▶ [THE PROBLEM]: The result should be every line that contains the word "this", taken from the material.

▶ [GIVEN ENTRIES]:

+ + + + +

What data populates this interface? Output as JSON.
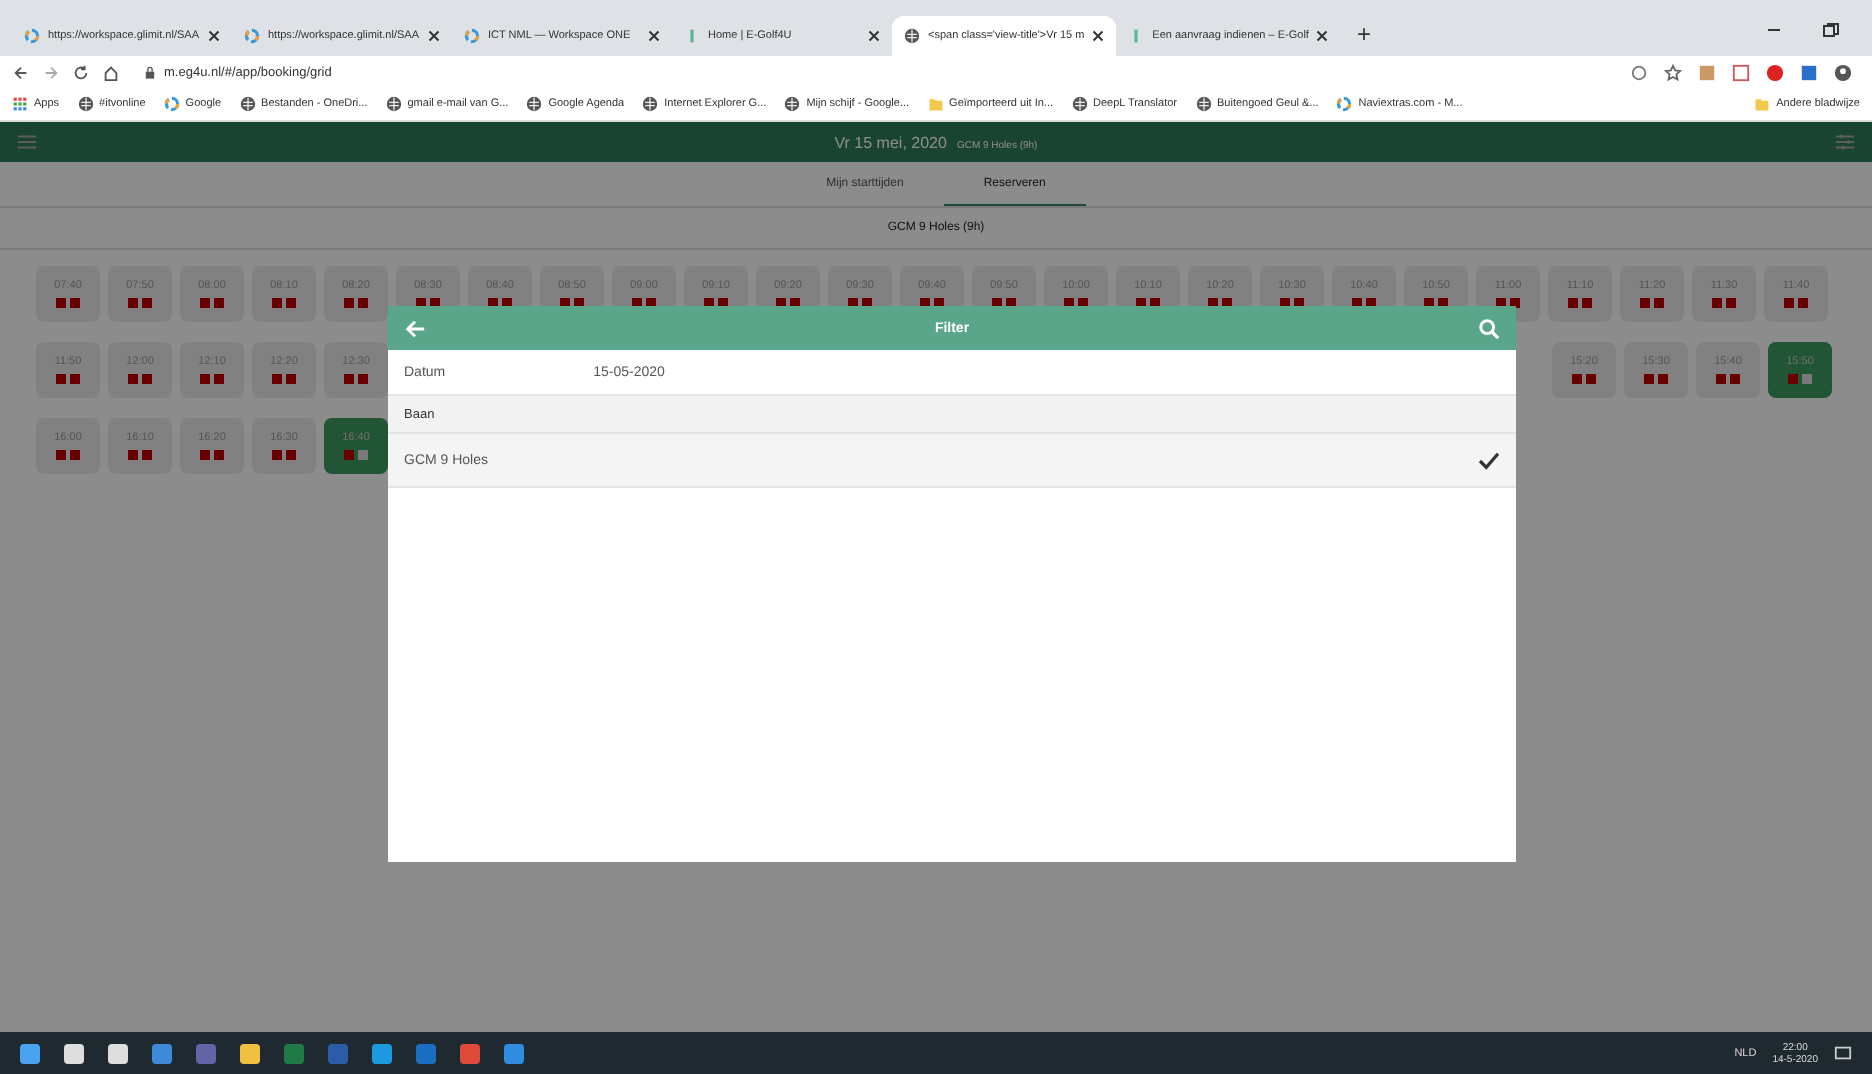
{
  "browser": {
    "tabs": [
      {
        "title": "https://workspace.glimit.nl/SAA",
        "selected": false
      },
      {
        "title": "https://workspace.glimit.nl/SAA",
        "selected": false
      },
      {
        "title": "ICT NML — Workspace ONE",
        "selected": false
      },
      {
        "title": "Home | E-Golf4U",
        "selected": false
      },
      {
        "title": "<span class='view-title'>Vr 15 m",
        "selected": true
      },
      {
        "title": "Een aanvraag indienen – E-Golf",
        "selected": false
      }
    ],
    "new_tab": "+",
    "address": "m.eg4u.nl/#/app/booking/grid",
    "bookmarks": [
      "Apps",
      "#itvonline",
      "Google",
      "Bestanden - OneDri...",
      "gmail e-mail van G...",
      "Google Agenda",
      "Internet Explorer G...",
      "Mijn schijf - Google...",
      "Geïmporteerd uit In...",
      "DeepL Translator",
      "Buitengoed Geul &...",
      "Naviextras.com - M..."
    ],
    "other_bookmarks": "Andere bladwijze"
  },
  "app": {
    "title": "Vr 15 mei, 2020",
    "subtitle": "GCM 9 Holes (9h)",
    "tabs": [
      {
        "label": "Mijn starttijden",
        "selected": false
      },
      {
        "label": "Reserveren",
        "selected": true
      }
    ],
    "course": "GCM 9 Holes (9h)",
    "grid": [
      {
        "left": [
          {
            "time": "07:40",
            "selected": false,
            "spots": [
              {
                "taken": true
              },
              {
                "taken": true
              }
            ]
          },
          {
            "time": "07:50",
            "selected": false,
            "spots": [
              {
                "taken": true
              },
              {
                "taken": true
              }
            ]
          },
          {
            "time": "08:00",
            "selected": false,
            "spots": [
              {
                "taken": true
              },
              {
                "taken": true
              }
            ]
          },
          {
            "time": "08:10",
            "selected": false,
            "spots": [
              {
                "taken": true
              },
              {
                "taken": true
              }
            ]
          },
          {
            "time": "08:20",
            "selected": false,
            "spots": [
              {
                "taken": true
              },
              {
                "taken": true
              }
            ]
          },
          {
            "time": "08:30",
            "selected": false,
            "spots": [
              {
                "taken": true
              },
              {
                "taken": true
              }
            ]
          },
          {
            "time": "08:40",
            "selected": false,
            "spots": [
              {
                "taken": true
              },
              {
                "taken": true
              }
            ]
          },
          {
            "time": "08:50",
            "selected": false,
            "spots": [
              {
                "taken": true
              },
              {
                "taken": true
              }
            ]
          },
          {
            "time": "09:00",
            "selected": false,
            "spots": [
              {
                "taken": true
              },
              {
                "taken": true
              }
            ]
          },
          {
            "time": "09:10",
            "selected": false,
            "spots": [
              {
                "taken": true
              },
              {
                "taken": true
              }
            ]
          },
          {
            "time": "09:20",
            "selected": false,
            "spots": [
              {
                "taken": true
              },
              {
                "taken": true
              }
            ]
          },
          {
            "time": "09:30",
            "selected": false,
            "spots": [
              {
                "taken": true
              },
              {
                "taken": true
              }
            ]
          },
          {
            "time": "09:40",
            "selected": false,
            "spots": [
              {
                "taken": true
              },
              {
                "taken": true
              }
            ]
          },
          {
            "time": "09:50",
            "selected": false,
            "spots": [
              {
                "taken": true
              },
              {
                "taken": true
              }
            ]
          },
          {
            "time": "10:00",
            "selected": false,
            "spots": [
              {
                "taken": true
              },
              {
                "taken": true
              }
            ]
          },
          {
            "time": "10:10",
            "selected": false,
            "spots": [
              {
                "taken": true
              },
              {
                "taken": true
              }
            ]
          },
          {
            "time": "10:20",
            "selected": false,
            "spots": [
              {
                "taken": true
              },
              {
                "taken": true
              }
            ]
          },
          {
            "time": "10:30",
            "selected": false,
            "spots": [
              {
                "taken": true
              },
              {
                "taken": true
              }
            ]
          },
          {
            "time": "10:40",
            "selected": false,
            "spots": [
              {
                "taken": true
              },
              {
                "taken": true
              }
            ]
          },
          {
            "time": "10:50",
            "selected": false,
            "spots": [
              {
                "taken": true
              },
              {
                "taken": true
              }
            ]
          },
          {
            "time": "11:00",
            "selected": false,
            "spots": [
              {
                "taken": true
              },
              {
                "taken": true
              }
            ]
          },
          {
            "time": "11:10",
            "selected": false,
            "spots": [
              {
                "taken": true
              },
              {
                "taken": true
              }
            ]
          },
          {
            "time": "11:20",
            "selected": false,
            "spots": [
              {
                "taken": true
              },
              {
                "taken": true
              }
            ]
          },
          {
            "time": "11:30",
            "selected": false,
            "spots": [
              {
                "taken": true
              },
              {
                "taken": true
              }
            ]
          },
          {
            "time": "11:40",
            "selected": false,
            "spots": [
              {
                "taken": true
              },
              {
                "taken": true
              }
            ]
          }
        ]
      },
      {
        "left": [
          {
            "time": "11:50",
            "selected": false,
            "spots": [
              {
                "taken": true
              },
              {
                "taken": true
              }
            ]
          },
          {
            "time": "12:00",
            "selected": false,
            "spots": [
              {
                "taken": true
              },
              {
                "taken": true
              }
            ]
          },
          {
            "time": "12:10",
            "selected": false,
            "spots": [
              {
                "taken": true
              },
              {
                "taken": true
              }
            ]
          },
          {
            "time": "12:20",
            "selected": false,
            "spots": [
              {
                "taken": true
              },
              {
                "taken": true
              }
            ]
          },
          {
            "time": "12:30",
            "selected": false,
            "spots": [
              {
                "taken": true
              },
              {
                "taken": true
              }
            ]
          }
        ],
        "right": [
          {
            "time": "15:20",
            "selected": false,
            "spots": [
              {
                "taken": true
              },
              {
                "taken": true
              }
            ]
          },
          {
            "time": "15:30",
            "selected": false,
            "spots": [
              {
                "taken": true
              },
              {
                "taken": true
              }
            ]
          },
          {
            "time": "15:40",
            "selected": false,
            "spots": [
              {
                "taken": true
              },
              {
                "taken": true
              }
            ]
          },
          {
            "time": "15:50",
            "selected": true,
            "spots": [
              {
                "taken": true
              },
              {
                "taken": false
              }
            ]
          }
        ]
      },
      {
        "left": [
          {
            "time": "16:00",
            "selected": false,
            "spots": [
              {
                "taken": true
              },
              {
                "taken": true
              }
            ]
          },
          {
            "time": "16:10",
            "selected": false,
            "spots": [
              {
                "taken": true
              },
              {
                "taken": true
              }
            ]
          },
          {
            "time": "16:20",
            "selected": false,
            "spots": [
              {
                "taken": true
              },
              {
                "taken": true
              }
            ]
          },
          {
            "time": "16:30",
            "selected": false,
            "spots": [
              {
                "taken": true
              },
              {
                "taken": true
              }
            ]
          },
          {
            "time": "16:40",
            "selected": true,
            "spots": [
              {
                "taken": true
              },
              {
                "taken": false
              }
            ]
          }
        ]
      }
    ]
  },
  "filter": {
    "title": "Filter",
    "date_label": "Datum",
    "date_value": "15-05-2020",
    "section": "Baan",
    "courses": [
      {
        "label": "GCM 9 Holes",
        "checked": true
      }
    ]
  },
  "taskbar": {
    "language": "NLD",
    "time": "22:00",
    "date": "14-5-2020"
  }
}
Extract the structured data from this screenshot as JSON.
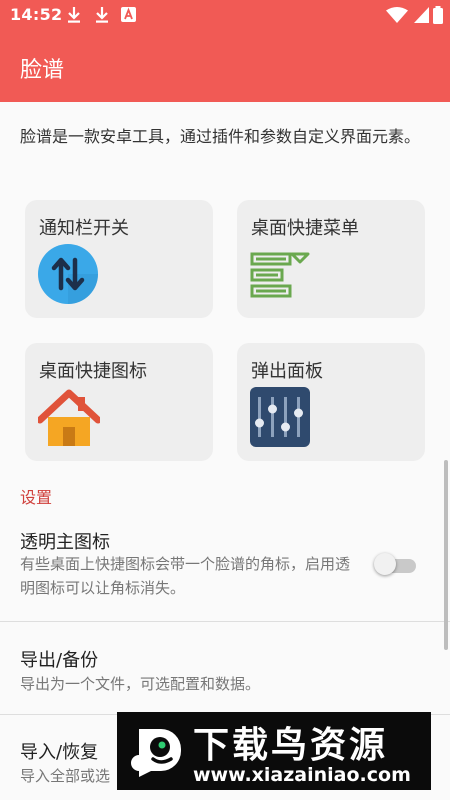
{
  "status_bar": {
    "time": "14:52",
    "icons": [
      "download-icon",
      "download-icon",
      "font-a-icon",
      "wifi-icon",
      "battery-icon"
    ]
  },
  "app_bar": {
    "title": "脸谱"
  },
  "intro": {
    "text": "脸谱是一款安卓工具，通过插件和参数自定义界面元素。"
  },
  "cards": [
    {
      "label": "通知栏开关",
      "icon": "notification-toggle-icon"
    },
    {
      "label": "桌面快捷菜单",
      "icon": "menu-list-icon"
    },
    {
      "label": "桌面快捷图标",
      "icon": "house-icon"
    },
    {
      "label": "弹出面板",
      "icon": "sliders-icon"
    }
  ],
  "settings": {
    "section_title": "设置",
    "items": [
      {
        "title": "透明主图标",
        "desc": "有些桌面上快捷图标会带一个脸谱的角标，启用透明图标可以让角标消失。",
        "toggle_on": false
      },
      {
        "title": "导出/备份",
        "desc": "导出为一个文件，可选配置和数据。"
      },
      {
        "title": "导入/恢复",
        "desc": "导入全部或选"
      }
    ]
  },
  "watermark": {
    "brand": "下载鸟资源",
    "url": "www.xiazainiao.com"
  },
  "colors": {
    "primary": "#f15a55",
    "section": "#d0403c",
    "card_bg": "#eeeeee",
    "icon_blue": "#3aa8e8",
    "icon_green": "#6aa84f",
    "icon_orange": "#f09a2a",
    "icon_navy": "#2f4a6e"
  }
}
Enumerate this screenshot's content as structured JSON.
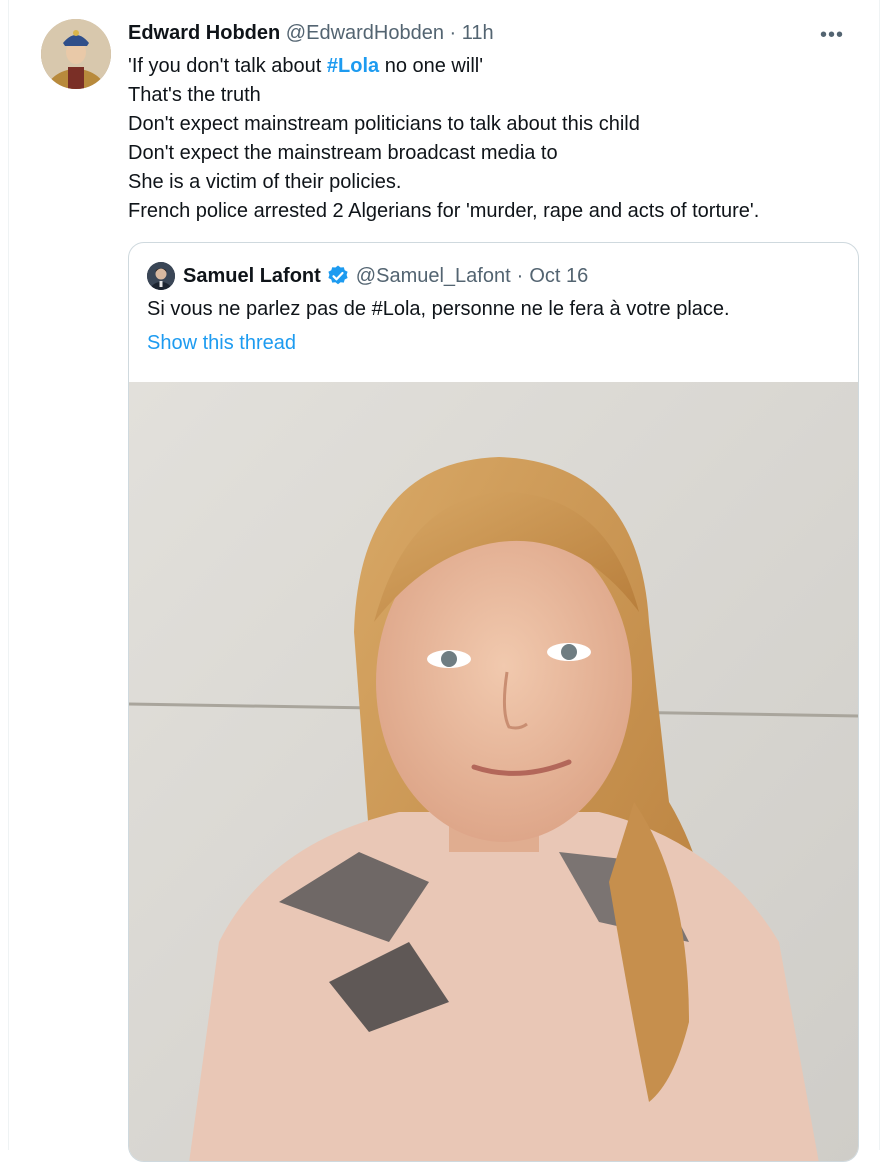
{
  "tweet": {
    "author_name": "Edward Hobden",
    "author_handle": "@EdwardHobden",
    "separator": "·",
    "time": "11h",
    "more_label": "•••",
    "lines": [
      {
        "before": "'If you don't talk about ",
        "hashtag": "#Lola",
        "after": " no one will'"
      },
      {
        "text": "That's the truth"
      },
      {
        "text": "Don't expect mainstream politicians to talk about this child"
      },
      {
        "text": "Don't expect the mainstream broadcast media to"
      },
      {
        "text": "She is a victim of their policies."
      },
      {
        "text": "French police arrested 2 Algerians for 'murder, rape and acts of torture'."
      }
    ]
  },
  "quoted": {
    "author_name": "Samuel Lafont",
    "author_handle": "@Samuel_Lafont",
    "separator": "·",
    "time": "Oct 16",
    "text": "Si vous ne parlez pas de #Lola, personne ne le fera à votre place.",
    "show_thread": "Show this thread"
  },
  "colors": {
    "accent": "#1d9bf0",
    "text": "#0f1419",
    "secondary": "#536471",
    "border": "#cfd9de"
  },
  "icons": {
    "more": "more-horizontal-icon",
    "verified": "verified-badge-icon"
  }
}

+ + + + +

▶ [EXPECTED OUTPUT]:
What data populates this interface? Output as JSON.
Extract the structured data from this screenshot as JSON.
Enumerate this screenshot's content as structured JSON.
        "text": "Don't expect mainstream politicians to talk about this child"
    "show_thread": "Show this thread"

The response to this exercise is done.